Sunday, April 14, 2013

`An Almost Physical Need to Tell It'

The names of some writers float through the air like those anonymous insects – midges? gnats? flies? – that swarm in the summer. We ignore them until accidentally ingesting one. Such was my understanding of Robert Fulford. I knew he was a journalist and vaguely associated him with Toronto. In preparation for our visit to that city I read his Accidental City: The Transformation of Toronto (1995) and a very different sort of book – The Triumph of Narrative: Storytelling in the Age of Mass Culture, which he published in 2000. Appropriately, Fulford, now eighty-one years old, begins his examination of stories with anecdotes from his early days as a reporter. He looks at that least story-like story, the newspaper article: 

“We reporters always called our newspaper pieces stories. `Have you finished your story?’ `How long will your story run?’ But in truth, they were more like interoffice memos than real stories, since they lacked a story’s main qualities: suspense, organization, voice, mood, point of view. That newspaper formula, called the inverted pyramid, appeared in the nineteenth century, when telegraphy was erratic and the transmission of an article might be broken off anywhere in the middle…” 

By now, when so many humble newspaper reporters have been infected with the “literary journalism” virus, the inverted pyramid is as lost an art as telegraphy, replaced by the folksy, unfocused “anecdotal lead.” Not that newspaper stories should never be “stories” in the conventional sense – that is, compelling narratives.

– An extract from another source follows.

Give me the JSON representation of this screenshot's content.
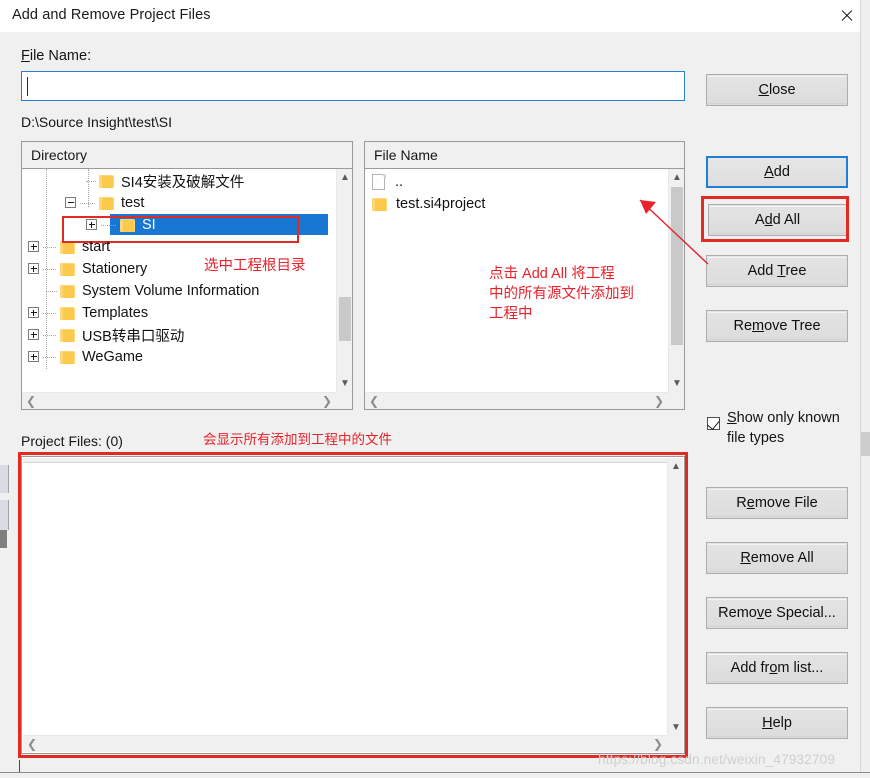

Once Fulford learned the formula, he says, “…I began thinking of ways to get around it…I was also beginning to realize that when I hear a good story, I have an almost physical need to tell it…I came to recognize the natural or compulsive storytellers among journalists, and I read every word of theirs I could find. Rebecca West in England, Hector Charlesworth in Canada, and A.J. Liebling in the United States were of those to whom I eventually learned to pay careful attention.” 

Me, too, especially Liebling. Fulford is exceptionally well-read for a newspaper man. In the three pages following the passage just quoted, he cites Lytton Strachey, Malcolm Muggeridge, Paul Auster and Erik Erikson, and makes reference to Baywatch. He devotes extended attention to Gibbon, Bellow and Nabokov. He’s a democrat who doesn’t slum, a middlebrow with highbrow tastes but no pretensions. I can’t think of a living American counterpart. Think of another journalist who could produce a passage like this: 

Pale Fire improves with age; it demonstrates that of all the writers who tried to find new ways of storytelling in the last century, no one understood the infinite resources of narrative better than Vladimir Nabokov. And in recent years, changing steadily as all great books do, it has acquired a new charm: it seems to have been written in the full knowledge of how literature and narrative would be seen at the end of the century in postmodern criticism, most of which had not been imagined when Nabokov sat down to write his masterwork.” 

Fulford is still at work, producing a column for the National Post, and in recent months he’s written about jazz (leading with an anecdote about the time he met Jack Teagarden) and John D. MacDonald’s Travis McGee novels.

1 comment:

Unknown said...

This is a well-deserved tribute to a man of great journalistic integrity, intellectual sophistication, and human decency. If you don't already know, his stable-mates at the National Post make up, arguably, the best core of journalistic commentators in the world. These include: George Jonas, Rex Murphy, Conrad Black, Barbara Kay, Terence Corcoran, Lawrence Solomon, and David Frum.

Both of my children teach English at Toronto private schools. I'll be interested to hear where your son ends up.